**Instructions for the task**
Line count for "dias": give the number of lines in the records below that hold it, and nothing else.

START Information

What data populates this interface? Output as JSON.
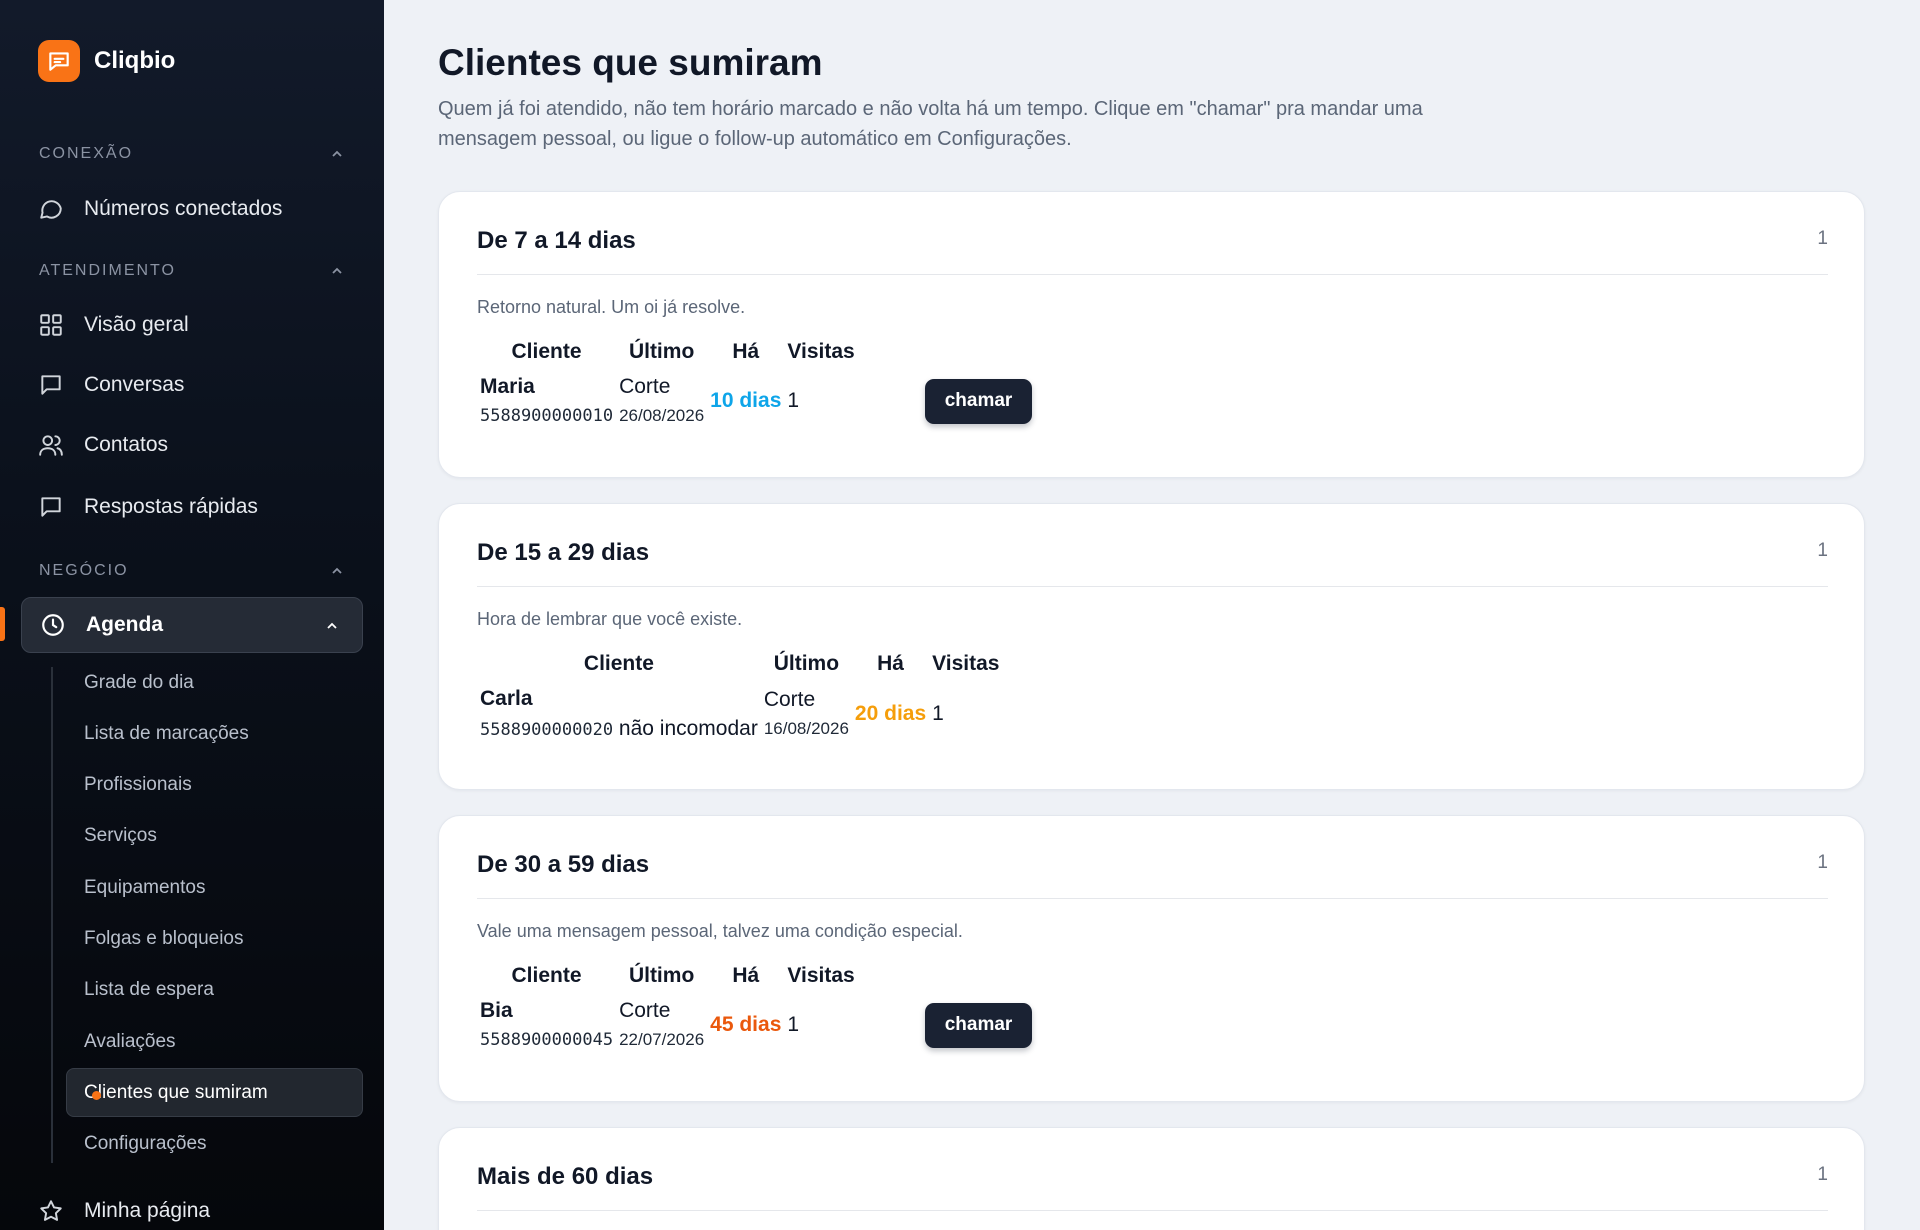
{
  "brand": {
    "name": "Cliqbio"
  },
  "sidebar": {
    "sections": [
      {
        "label": "CONEXÃO"
      },
      {
        "label": "ATENDIMENTO"
      },
      {
        "label": "NEGÓCIO"
      }
    ],
    "conexao_items": [
      {
        "label": "Números conectados",
        "icon": "chat-bubble-icon"
      }
    ],
    "atendimento_items": [
      {
        "label": "Visão geral",
        "icon": "grid-icon"
      },
      {
        "label": "Conversas",
        "icon": "message-square-icon"
      },
      {
        "label": "Contatos",
        "icon": "users-icon"
      },
      {
        "label": "Respostas rápidas",
        "icon": "message-square-icon"
      }
    ],
    "agenda": {
      "label": "Agenda",
      "icon": "clock-icon"
    },
    "agenda_sub": [
      {
        "label": "Grade do dia"
      },
      {
        "label": "Lista de marcações"
      },
      {
        "label": "Profissionais"
      },
      {
        "label": "Serviços"
      },
      {
        "label": "Equipamentos"
      },
      {
        "label": "Folgas e bloqueios"
      },
      {
        "label": "Lista de espera"
      },
      {
        "label": "Avaliações"
      },
      {
        "label": "Clientes que sumiram"
      },
      {
        "label": "Configurações"
      }
    ],
    "minha_pagina": {
      "label": "Minha página",
      "icon": "star-icon"
    }
  },
  "page": {
    "title": "Clientes que sumiram",
    "description": "Quem já foi atendido, não tem horário marcado e não volta há um tempo. Clique em \"chamar\" pra mandar uma mensagem pessoal, ou ligue o follow-up automático em Configurações."
  },
  "table_headers": {
    "cliente": "Cliente",
    "ultimo": "Último",
    "ha": "Há",
    "visitas": "Visitas"
  },
  "groups": [
    {
      "title": "De 7 a 14 dias",
      "count": "1",
      "hint": "Retorno natural. Um oi já resolve.",
      "row": {
        "name": "Maria",
        "phone": "5588900000010",
        "note": "",
        "service": "Corte",
        "date": "26/08/2026",
        "days": "10 dias",
        "days_color": "#0ea5e9",
        "visits": "1",
        "action": "chamar"
      }
    },
    {
      "title": "De 15 a 29 dias",
      "count": "1",
      "hint": "Hora de lembrar que você existe.",
      "row": {
        "name": "Carla",
        "phone": "5588900000020",
        "note": "não incomodar",
        "service": "Corte",
        "date": "16/08/2026",
        "days": "20 dias",
        "days_color": "#f59e0b",
        "visits": "1",
        "action": ""
      }
    },
    {
      "title": "De 30 a 59 dias",
      "count": "1",
      "hint": "Vale uma mensagem pessoal, talvez uma condição especial.",
      "row": {
        "name": "Bia",
        "phone": "5588900000045",
        "note": "",
        "service": "Corte",
        "date": "22/07/2026",
        "days": "45 dias",
        "days_color": "#ea580c",
        "visits": "1",
        "action": "chamar"
      }
    },
    {
      "title": "Mais de 60 dias",
      "count": "1"
    }
  ],
  "colors": {
    "accent": "#f97316",
    "sidebar_bg": "#0b111c",
    "button_bg": "#1a2233"
  }
}
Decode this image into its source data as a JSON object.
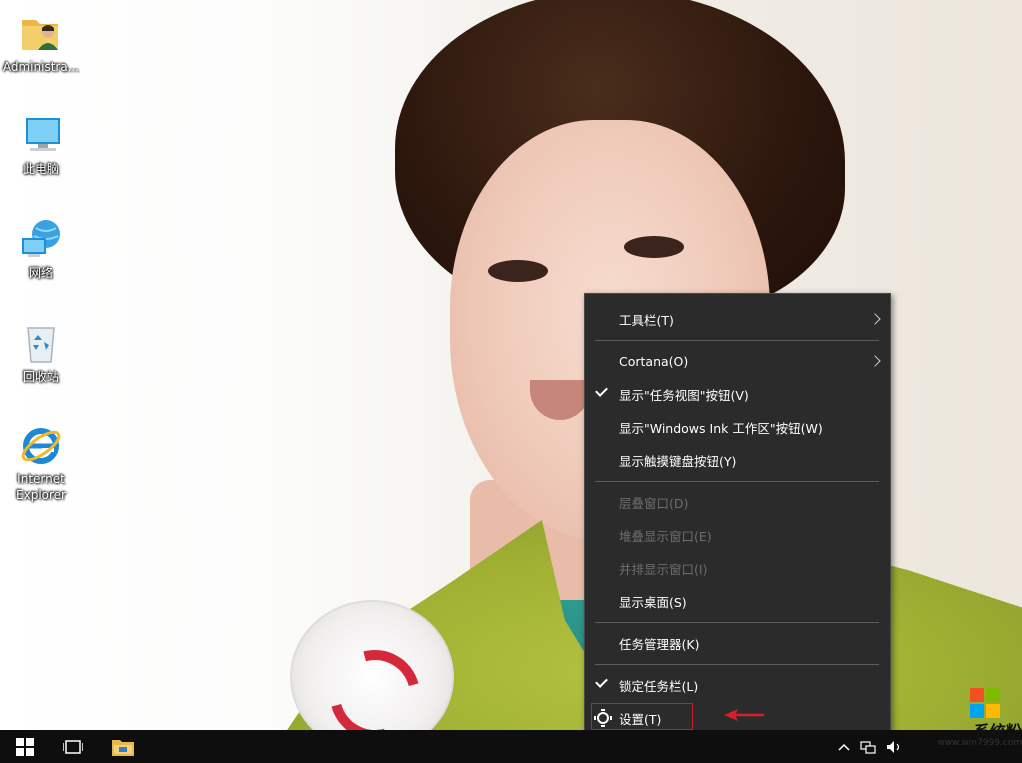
{
  "desktop": {
    "icons": [
      {
        "label": "Administra..."
      },
      {
        "label": "此电脑"
      },
      {
        "label": "网络"
      },
      {
        "label": "回收站"
      },
      {
        "label": "Internet\nExplorer"
      }
    ]
  },
  "context_menu": {
    "items": [
      {
        "label": "工具栏(T)",
        "submenu": true
      },
      {
        "label": "Cortana(O)",
        "submenu": true
      },
      {
        "label": "显示\"任务视图\"按钮(V)",
        "checked": true
      },
      {
        "label": "显示\"Windows Ink 工作区\"按钮(W)"
      },
      {
        "label": "显示触摸键盘按钮(Y)"
      },
      {
        "label": "层叠窗口(D)",
        "disabled": true
      },
      {
        "label": "堆叠显示窗口(E)",
        "disabled": true
      },
      {
        "label": "并排显示窗口(I)",
        "disabled": true
      },
      {
        "label": "显示桌面(S)"
      },
      {
        "label": "任务管理器(K)"
      },
      {
        "label": "锁定任务栏(L)",
        "checked": true
      },
      {
        "label": "设置(T)",
        "icon": "gear-icon",
        "highlighted": true
      }
    ]
  },
  "taskbar": {
    "start_icon": "windows-logo-icon",
    "task_view_icon": "task-view-icon",
    "explorer_icon": "file-explorer-icon",
    "tray_icons": [
      "chevron-up-icon",
      "network-icon",
      "volume-icon"
    ]
  },
  "watermark": {
    "text": "系统粉",
    "url": "www.win7999.com"
  },
  "colors": {
    "menu_bg": "#2b2b2b",
    "taskbar_bg": "#0e0e0e",
    "annotation_red": "#c8202a"
  }
}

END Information

**Exercise result**
7